By emitting a URI the device may identify itself to an interloper. As it happens, most devices can be relatively easily fingerprinted based on their communications patterns. However, if this is of concern, devices should emit the URI to network controllers over secure channels.

Use of certain operations, such as SameManufacturer scale less well than others. Frequent connects and disconnects could cause configuration storms. To address this risk, as the number of changes increase, modifications to devices other than the one connecting should decrease or simply be scheduled. In as much as this is an attack, it can also be mitigated through device authorization mechanisms such as 802.1X.

5. IANA Considerations
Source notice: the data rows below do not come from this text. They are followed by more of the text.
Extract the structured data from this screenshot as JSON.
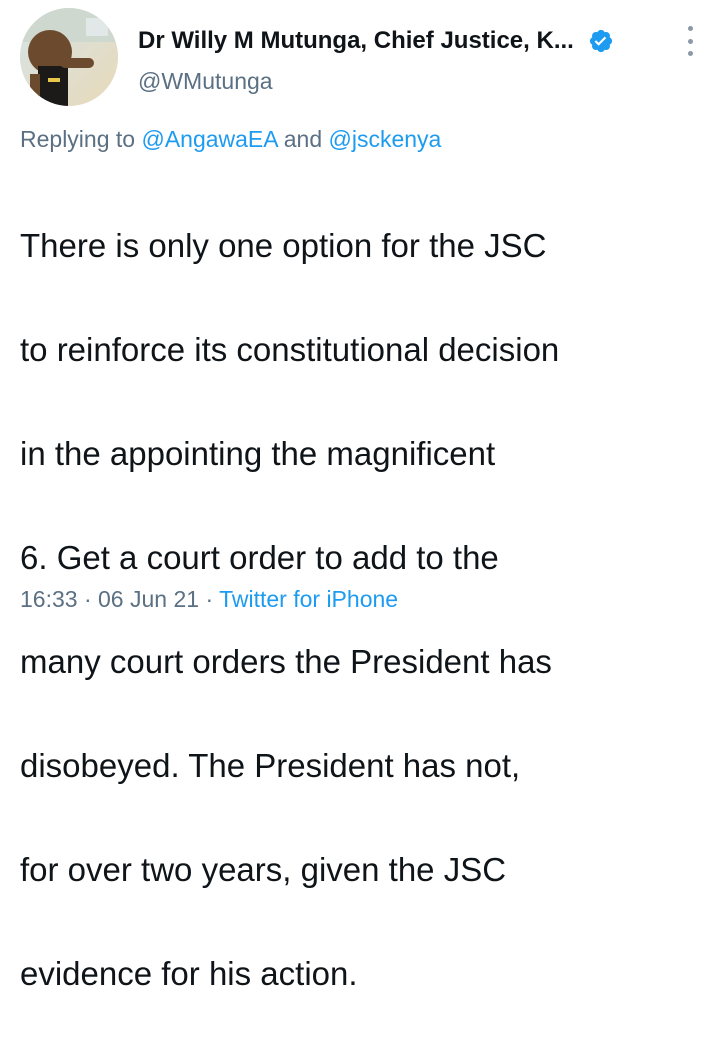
{
  "author": {
    "display_name": "Dr Willy M Mutunga, Chief Justice, K...",
    "handle": "@WMutunga",
    "verified": true,
    "avatar_icon": "child-portrait-avatar"
  },
  "reply": {
    "prefix": "Replying to",
    "mention_1": "@AngawaEA",
    "joiner": "and",
    "mention_2": "@jsckenya"
  },
  "tweet": {
    "text_lines": [
      "There is only one option for the JSC",
      "to reinforce its constitutional decision",
      "in the appointing the magnificent",
      "6. Get a court order to add to the",
      "many court orders the President has",
      "disobeyed. The President has not,",
      "for over two years, given the JSC",
      "evidence for his action."
    ]
  },
  "meta": {
    "time": "16:33",
    "separator": "·",
    "date": "06 Jun 21",
    "source": "Twitter for iPhone"
  },
  "colors": {
    "text": "#0f1419",
    "secondary": "#5b7083",
    "link": "#1d9bf0",
    "verified_badge": "#1d9bf0"
  },
  "icons": {
    "verified": "verified-badge-icon",
    "more": "more-options-icon"
  }
}
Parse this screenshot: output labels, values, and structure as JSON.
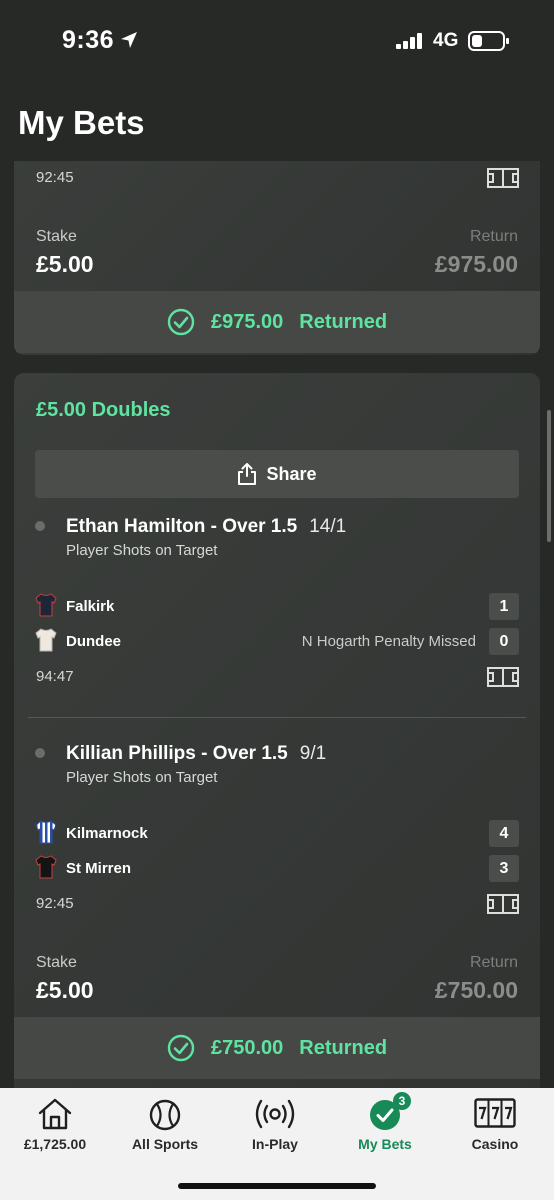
{
  "status_bar": {
    "time": "9:36",
    "network": "4G"
  },
  "page": {
    "title": "My Bets"
  },
  "bets": [
    {
      "match_time": "92:45",
      "stake_label": "Stake",
      "stake": "£5.00",
      "return_label": "Return",
      "return": "£975.00",
      "returned_amount": "£975.00",
      "returned_text": "Returned"
    },
    {
      "bet_type": "£5.00 Doubles",
      "share_label": "Share",
      "selections": [
        {
          "title": "Ethan Hamilton - Over 1.5",
          "odds": "14/1",
          "market": "Player Shots on Target",
          "home_team": "Falkirk",
          "home_score": "1",
          "away_team": "Dundee",
          "away_score": "0",
          "event": "N Hogarth Penalty Missed",
          "match_time": "94:47"
        },
        {
          "title": "Killian Phillips - Over 1.5",
          "odds": "9/1",
          "market": "Player Shots on Target",
          "home_team": "Kilmarnock",
          "home_score": "4",
          "away_team": "St Mirren",
          "away_score": "3",
          "match_time": "92:45"
        }
      ],
      "stake_label": "Stake",
      "stake": "£5.00",
      "return_label": "Return",
      "return": "£750.00",
      "returned_amount": "£750.00",
      "returned_text": "Returned"
    }
  ],
  "bottom_nav": {
    "items": [
      {
        "label": "£1,725.00",
        "icon": "home-icon"
      },
      {
        "label": "All Sports",
        "icon": "ball-icon"
      },
      {
        "label": "In-Play",
        "icon": "broadcast-icon"
      },
      {
        "label": "My Bets",
        "icon": "check-circle-icon",
        "badge": "3",
        "active": true
      },
      {
        "label": "Casino",
        "icon": "slot-machine-icon"
      }
    ]
  },
  "colors": {
    "background": "#272927",
    "card": "#383b39",
    "accent_green": "#5fe3a1",
    "nav_active": "#178a57",
    "nav_background": "#f2f2f2"
  }
}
The IANA is requested to enjoy a coffee or tea, as there is nothing in this document that otherwise requires their attention.

6. Acknowledgments

The author thanks Bernie Volz, Eric Vyncke, and Cullen Jennings for their helpful suggestions.

7. Informative References

[FW95] Chapman, D. and E. Zwicky, "Building Internet Firewalls", January 1995.
[I-D.ietf-anima-bootstrapping-keyinfra] Pritikin, M., Richardson, M., Behringer, M. and S. Bjarnason, "Bootstrapping Key Infrastructures", Internet-Draft draft-ietf-anima-bootstrapping-keyinfra-01, October 2015.
[IEEE8021AB] Institute for Electrical and Electronics Engineers, "Link Layer Discovery Protocol", 2005.
[IEEE8021AR] Institute for Electrical and Electronics Engineers, "Secure Device Identity", 1998.
[IEEE8021X] Institute for Electrical and Electronics Engineers, "Port Based Network Access Control", 1998.
[RFC1984] IAB and IESG. , "IAB and IESG Statement on Cryptographic Technology and the Internet", BCP 200, RFC 1984, DOI 10.17487/RFC1984, August 1996.
[RFC2131] Droms, R., "Dynamic Host Configuration Protocol", RFC 2131, DOI 10.17487/RFC2131, March 1997.
[RFC3986] Berners-Lee, T., Fielding, R. and L. Masinter, "Uniform Resource Identifier (URI): Generic Syntax", STD 66, RFC 3986, DOI 10.17487/RFC3986, January 2005.
[RFC6020] Bjorklund, M., "YANG - A Data Modeling Language for the Network Configuration Protocol (NETCONF)", RFC 6020, DOI 10.17487/RFC6020, October 2010.
[RFC7159] Bray, T., "The JavaScript Object Notation (JSON) Data Interchange Format", RFC 7159, DOI 10.17487/RFC7159, March 2014.
[RFC7452] Tschofenig, H., Arkko, J., Thaler, D. and D. McPherson, "Architectural Considerations in Smart Object Networking", RFC 7452, DOI 10.17487/RFC7452, March 2015.
[RFC7488] Boucadair, M., Penno, R., Wing, D., Patil, P. and T. Reddy, "Port Control Protocol (PCP) Server Selection", RFC 7488, DOI 10.17487/RFC7488, March 2015.

Author's Address

Eliot Lear Cisco Systems Richtistrasse 7 Wallisellen, CH-8304 Switzerland Phone: +41 44 878 9200 EMail: